Brussels Environment-Division Nature, Water and Forest (2010).  Biodiversity – our lifeline. Local Action for Biodiversity in the Brussels Capital Region. Powerpoint for the Green Week. 

Bruxelles Environnement (2016). Plan Nature : Plan régional nature 2016-2020 en Région de Bruxelles-Capitale.

Bruxelles Environnement (undated). Le maillage vert.

Dendoncker, N. (2013). Dossier scientifique sur les services rendus par les écosystèmes en Wallonie, en vue de la préparation du rapport analytique 2012-2013 sur l’état de l’environnement wallon. Rapport final.   

Departement Landbouw en Visserij (n.d.). AGNABIO en FAB. Accessed 4 April 2017

Departement Omgeving (2017). Departement Omgeving binnen het domein Omgeving. Opdrachten basis voro de organisatiestructuur.

Departement Omgeving (n.d.). Wat is een Green Deal?
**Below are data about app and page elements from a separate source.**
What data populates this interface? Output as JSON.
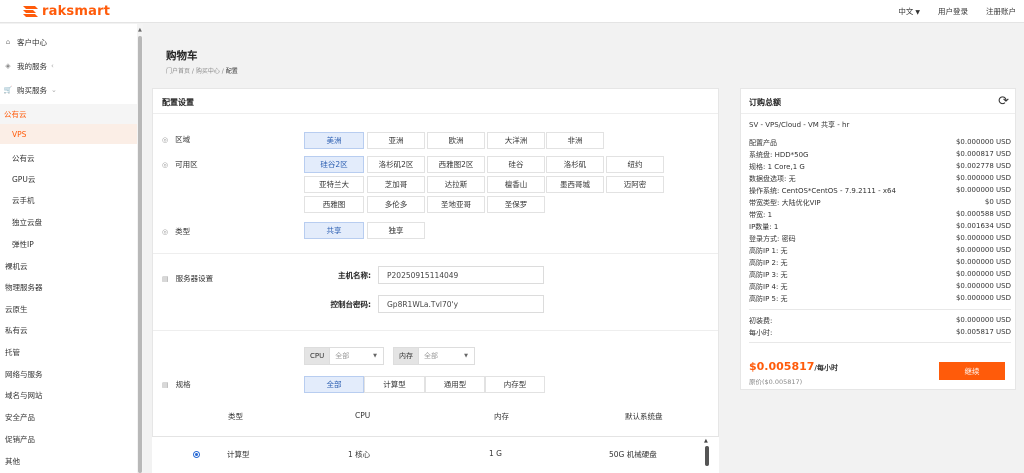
{
  "brand": {
    "name": "raksmart",
    "color": "#ff5b0a"
  },
  "topnav": {
    "language": "中文",
    "login": "用户登录",
    "register": "注册账户"
  },
  "sidebar": {
    "items": [
      {
        "label": "客户中心",
        "icon": "home-icon"
      },
      {
        "label": "我的服务",
        "icon": "cube-icon"
      },
      {
        "label": "购买服务",
        "icon": "cart-icon"
      },
      {
        "label": "公有云"
      },
      {
        "label": "VPS"
      },
      {
        "label": "公有云"
      },
      {
        "label": "GPU云"
      },
      {
        "label": "云手机"
      },
      {
        "label": "独立云盘"
      },
      {
        "label": "弹性IP"
      },
      {
        "label": "裸机云"
      },
      {
        "label": "物理服务器"
      },
      {
        "label": "云原生"
      },
      {
        "label": "私有云"
      },
      {
        "label": "托管"
      },
      {
        "label": "网络与服务"
      },
      {
        "label": "域名与网站"
      },
      {
        "label": "安全产品"
      },
      {
        "label": "促销产品"
      },
      {
        "label": "其他"
      }
    ]
  },
  "page": {
    "title": "购物车",
    "breadcrumb": [
      "门户首页",
      "购买中心",
      "配置"
    ]
  },
  "config": {
    "title": "配置设置",
    "region": {
      "label": "区域",
      "options": [
        "美洲",
        "亚洲",
        "欧洲",
        "大洋洲",
        "非洲"
      ],
      "selected": "美洲"
    },
    "zone": {
      "label": "可用区",
      "options": [
        "硅谷2区",
        "洛杉矶2区",
        "西雅图2区",
        "硅谷",
        "洛杉矶",
        "纽约",
        "亚特兰大",
        "芝加哥",
        "达拉斯",
        "檀香山",
        "墨西哥城",
        "迈阿密",
        "西雅图",
        "多伦多",
        "圣地亚哥",
        "圣保罗"
      ],
      "selected": "硅谷2区"
    },
    "type": {
      "label": "类型",
      "options": [
        "共享",
        "独享"
      ],
      "selected": "共享"
    },
    "server": {
      "label": "服务器设置",
      "hostname_label": "主机名称:",
      "hostname": "P20250915114049",
      "password_label": "控制台密码:",
      "password": "Gp8R1WLa.Tvl70'y"
    },
    "spec": {
      "label": "规格",
      "cpu_filter": {
        "label": "CPU",
        "value": "全部"
      },
      "mem_filter": {
        "label": "内存",
        "value": "全部"
      },
      "tabs": [
        "全部",
        "计算型",
        "通用型",
        "内存型"
      ],
      "selected_tab": "全部",
      "columns": [
        "类型",
        "CPU",
        "内存",
        "默认系统盘"
      ],
      "rows": [
        {
          "type": "计算型",
          "cpu": "1 核心",
          "mem": "1 G",
          "disk": "50G 机械硬盘"
        }
      ]
    }
  },
  "summary": {
    "title": "订购总额",
    "product": "SV - VPS/Cloud - VM 共享 - hr",
    "lines": [
      {
        "label": "配置产品",
        "value": "$0.000000 USD"
      },
      {
        "label": "系统盘: HDD*50G",
        "value": "$0.000817 USD"
      },
      {
        "label": "规格: 1 Core,1 G",
        "value": "$0.002778 USD"
      },
      {
        "label": "数据盘选项: 无",
        "value": "$0.000000 USD"
      },
      {
        "label": "操作系统: CentOS*CentOS - 7.9.2111 - x64",
        "value": "$0.000000 USD"
      },
      {
        "label": "带宽类型: 大陆优化VIP",
        "value": "$0 USD"
      },
      {
        "label": "带宽: 1",
        "value": "$0.000588 USD"
      },
      {
        "label": "IP数量: 1",
        "value": "$0.001634 USD"
      },
      {
        "label": "登录方式: 密码",
        "value": "$0.000000 USD"
      },
      {
        "label": "高防IP 1: 无",
        "value": "$0.000000 USD"
      },
      {
        "label": "高防IP 2: 无",
        "value": "$0.000000 USD"
      },
      {
        "label": "高防IP 3: 无",
        "value": "$0.000000 USD"
      },
      {
        "label": "高防IP 4: 无",
        "value": "$0.000000 USD"
      },
      {
        "label": "高防IP 5: 无",
        "value": "$0.000000 USD"
      }
    ],
    "setup": {
      "label": "初装费:",
      "value": "$0.000000 USD"
    },
    "hourly": {
      "label": "每小时:",
      "value": "$0.005817 USD"
    },
    "total": "$0.005817",
    "total_unit": "/每小时",
    "original": "原价($0.005817)",
    "continue": "继续"
  }
}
Accessed 4 April 2017.

Ecopedia (n.d.). Uitgangspunt: multifunctioneel natuurbeheer in Vlaanderen. Accessed 4 April 2017. 

European Commission (2013). Green Infrastructure (GI) – Enhancing Europe’s Natural Capital. COM(2013) 249 final.

European Commission (2017). The EU Environmental Implementation Review Country Report – Belgium. European Commission (2017).

Institut Bruxellois pour la Gestion de l’Environnement (IBGE) (2000). Maillage vert et bleu.

INBO (2014). Flanders Regional Ecosystem Assessment - State and Trends Synthesis Report. Research Institute Nature and Forests (INBO).

Leefmilieu Brussel (2016). Gewestelijk Natuurplan 2016-2020 voor het Brussels Gewest.

LIFE Project Database (n.d.). “LIFE Oostkustpolders - Grassland restoration in the East Coast polders”. Accessed 5 December 2016.

Maes, J., Zulian, G. and Thijssen, M. (2017). Inception report: EnROUTE. Final draft version (10 February 2017). Unpublished manuscript.

Natuurpunt (n.d.). Oostkustpolders. Accessed 4 April 2017.

Ruimte Vlaanderen (2016). Witboek Beleidsplan Ruimte Vlaanderen.

Service Public de Wallonie (2014). Environmental Outlook for Wallonia. Digest 2014.

Service Public de Wallonie (2015). Réseau Wallonie Nature: Catalogue d’Actions.

Walloon Government (2014). Déclaration de politique régionale 2014-2019.

Waterwegen en Zeekanaal NV and Agentschap Natuur en Bos (n.d.). Over het Sigmaplan. Accessed 4 April 2017. +